(Dataset records Opens)
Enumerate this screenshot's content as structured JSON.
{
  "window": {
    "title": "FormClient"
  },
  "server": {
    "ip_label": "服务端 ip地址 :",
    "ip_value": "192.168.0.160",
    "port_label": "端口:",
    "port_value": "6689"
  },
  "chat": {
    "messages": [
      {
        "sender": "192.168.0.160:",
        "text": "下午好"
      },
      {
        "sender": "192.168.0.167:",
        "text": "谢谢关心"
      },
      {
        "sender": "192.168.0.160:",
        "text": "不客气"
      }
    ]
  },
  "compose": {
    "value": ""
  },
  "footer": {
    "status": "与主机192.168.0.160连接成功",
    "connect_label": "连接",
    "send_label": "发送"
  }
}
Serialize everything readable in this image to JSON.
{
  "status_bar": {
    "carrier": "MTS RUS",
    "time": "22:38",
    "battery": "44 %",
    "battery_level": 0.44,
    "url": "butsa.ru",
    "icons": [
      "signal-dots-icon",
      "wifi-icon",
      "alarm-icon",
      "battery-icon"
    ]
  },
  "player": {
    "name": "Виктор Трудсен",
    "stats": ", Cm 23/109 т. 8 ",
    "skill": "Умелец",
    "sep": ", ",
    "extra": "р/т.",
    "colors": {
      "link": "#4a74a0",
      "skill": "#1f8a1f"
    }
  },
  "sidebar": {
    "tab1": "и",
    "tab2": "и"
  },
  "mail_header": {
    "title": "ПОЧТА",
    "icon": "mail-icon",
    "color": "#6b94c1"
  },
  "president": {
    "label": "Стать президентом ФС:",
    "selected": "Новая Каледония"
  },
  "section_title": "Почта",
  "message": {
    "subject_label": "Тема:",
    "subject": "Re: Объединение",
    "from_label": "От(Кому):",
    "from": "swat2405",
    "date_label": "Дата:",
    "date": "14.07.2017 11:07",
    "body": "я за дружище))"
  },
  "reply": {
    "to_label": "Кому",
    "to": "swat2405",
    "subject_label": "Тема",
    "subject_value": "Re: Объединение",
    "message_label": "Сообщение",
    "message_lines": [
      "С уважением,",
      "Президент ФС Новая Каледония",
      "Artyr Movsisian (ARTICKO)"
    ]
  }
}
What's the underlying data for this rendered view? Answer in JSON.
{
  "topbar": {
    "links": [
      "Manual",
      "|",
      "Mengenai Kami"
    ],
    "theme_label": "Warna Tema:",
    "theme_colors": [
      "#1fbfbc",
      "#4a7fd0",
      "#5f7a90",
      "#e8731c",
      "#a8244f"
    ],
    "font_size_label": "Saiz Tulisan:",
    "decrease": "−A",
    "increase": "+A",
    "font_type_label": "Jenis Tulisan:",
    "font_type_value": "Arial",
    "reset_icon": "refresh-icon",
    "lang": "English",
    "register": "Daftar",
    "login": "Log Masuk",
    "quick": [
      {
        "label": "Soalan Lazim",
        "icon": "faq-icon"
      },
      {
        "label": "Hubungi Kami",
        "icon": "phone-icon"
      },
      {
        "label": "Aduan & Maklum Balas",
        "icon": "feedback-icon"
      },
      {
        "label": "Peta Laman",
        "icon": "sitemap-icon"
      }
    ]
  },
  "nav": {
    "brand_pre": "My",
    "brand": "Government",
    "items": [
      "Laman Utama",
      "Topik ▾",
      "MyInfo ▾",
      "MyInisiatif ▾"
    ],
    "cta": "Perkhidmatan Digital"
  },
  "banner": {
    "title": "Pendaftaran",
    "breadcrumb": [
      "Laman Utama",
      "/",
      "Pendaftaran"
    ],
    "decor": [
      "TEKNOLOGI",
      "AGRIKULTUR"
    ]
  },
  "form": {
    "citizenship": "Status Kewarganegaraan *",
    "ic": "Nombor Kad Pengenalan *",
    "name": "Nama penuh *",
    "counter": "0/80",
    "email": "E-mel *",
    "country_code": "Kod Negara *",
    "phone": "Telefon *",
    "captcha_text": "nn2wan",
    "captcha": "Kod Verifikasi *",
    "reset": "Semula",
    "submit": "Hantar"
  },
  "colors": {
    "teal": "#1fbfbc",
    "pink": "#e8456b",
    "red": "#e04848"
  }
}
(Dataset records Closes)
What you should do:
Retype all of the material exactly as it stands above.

Problem solution:
Enumerate this screenshot's content as structured JSON.
{
  "window": {
    "title": "FormClient"
  },
  "server": {
    "ip_label": "服务端 ip地址 :",
    "ip_value": "192.168.0.160",
    "port_label": "端口:",
    "port_value": "6689"
  },
  "chat": {
    "messages": [
      {
        "sender": "192.168.0.160:",
        "text": "下午好"
      },
      {
        "sender": "192.168.0.167:",
        "text": "谢谢关心"
      },
      {
        "sender": "192.168.0.160:",
        "text": "不客气"
      }
    ]
  },
  "compose": {
    "value": ""
  },
  "footer": {
    "status": "与主机192.168.0.160连接成功",
    "connect_label": "连接",
    "send_label": "发送"
  }
}
Serialize everything readable in this image to JSON.
{
  "status_bar": {
    "carrier": "MTS RUS",
    "time": "22:38",
    "battery": "44 %",
    "battery_level": 0.44,
    "url": "butsa.ru",
    "icons": [
      "signal-dots-icon",
      "wifi-icon",
      "alarm-icon",
      "battery-icon"
    ]
  },
  "player": {
    "name": "Виктор Трудсен",
    "stats": ", Cm 23/109 т. 8 ",
    "skill": "Умелец",
    "sep": ", ",
    "extra": "р/т.",
    "colors": {
      "link": "#4a74a0",
      "skill": "#1f8a1f"
    }
  },
  "sidebar": {
    "tab1": "и",
    "tab2": "и"
  },
  "mail_header": {
    "title": "ПОЧТА",
    "icon": "mail-icon",
    "color": "#6b94c1"
  },
  "president": {
    "label": "Стать президентом ФС:",
    "selected": "Новая Каледония"
  },
  "section_title": "Почта",
  "message": {
    "subject_label": "Тема:",
    "subject": "Re: Объединение",
    "from_label": "От(Кому):",
    "from": "swat2405",
    "date_label": "Дата:",
    "date": "14.07.2017 11:07",
    "body": "я за дружище))"
  },
  "reply": {
    "to_label": "Кому",
    "to": "swat2405",
    "subject_label": "Тема",
    "subject_value": "Re: Объединение",
    "message_label": "Сообщение",
    "message_lines": [
      "С уважением,",
      "Президент ФС Новая Каледония",
      "Artyr Movsisian (ARTICKO)"
    ]
  }
}
What's the underlying data for this rendered view? Answer in JSON.
{
  "topbar": {
    "links": [
      "Manual",
      "|",
      "Mengenai Kami"
    ],
    "theme_label": "Warna Tema:",
    "theme_colors": [
      "#1fbfbc",
      "#4a7fd0",
      "#5f7a90",
      "#e8731c",
      "#a8244f"
    ],
    "font_size_label": "Saiz Tulisan:",
    "decrease": "−A",
    "increase": "+A",
    "font_type_label": "Jenis Tulisan:",
    "font_type_value": "Arial",
    "reset_icon": "refresh-icon",
    "lang": "English",
    "register": "Daftar",
    "login": "Log Masuk",
    "quick": [
      {
        "label": "Soalan Lazim",
        "icon": "faq-icon"
      },
      {
        "label": "Hubungi Kami",
        "icon": "phone-icon"
      },
      {
        "label": "Aduan & Maklum Balas",
        "icon": "feedback-icon"
      },
      {
        "label": "Peta Laman",
        "icon": "sitemap-icon"
      }
    ]
  },
  "nav": {
    "brand_pre": "My",
    "brand": "Government",
    "items": [
      "Laman Utama",
      "Topik ▾",
      "MyInfo ▾",
      "MyInisiatif ▾"
    ],
    "cta": "Perkhidmatan Digital"
  },
  "banner": {
    "title": "Pendaftaran",
    "breadcrumb": [
      "Laman Utama",
      "/",
      "Pendaftaran"
    ],
    "decor": [
      "TEKNOLOGI",
      "AGRIKULTUR"
    ]
  },
  "form": {
    "citizenship": "Status Kewarganegaraan *",
    "ic": "Nombor Kad Pengenalan *",
    "name": "Nama penuh *",
    "counter": "0/80",
    "email": "E-mel *",
    "country_code": "Kod Negara *",
    "phone": "Telefon *",
    "captcha_text": "nn2wan",
    "captcha": "Kod Verifikasi *",
    "reset": "Semula",
    "submit": "Hantar"
  },
  "colors": {
    "teal": "#1fbfbc",
    "pink": "#e8456b",
    "red": "#e04848"
  }
}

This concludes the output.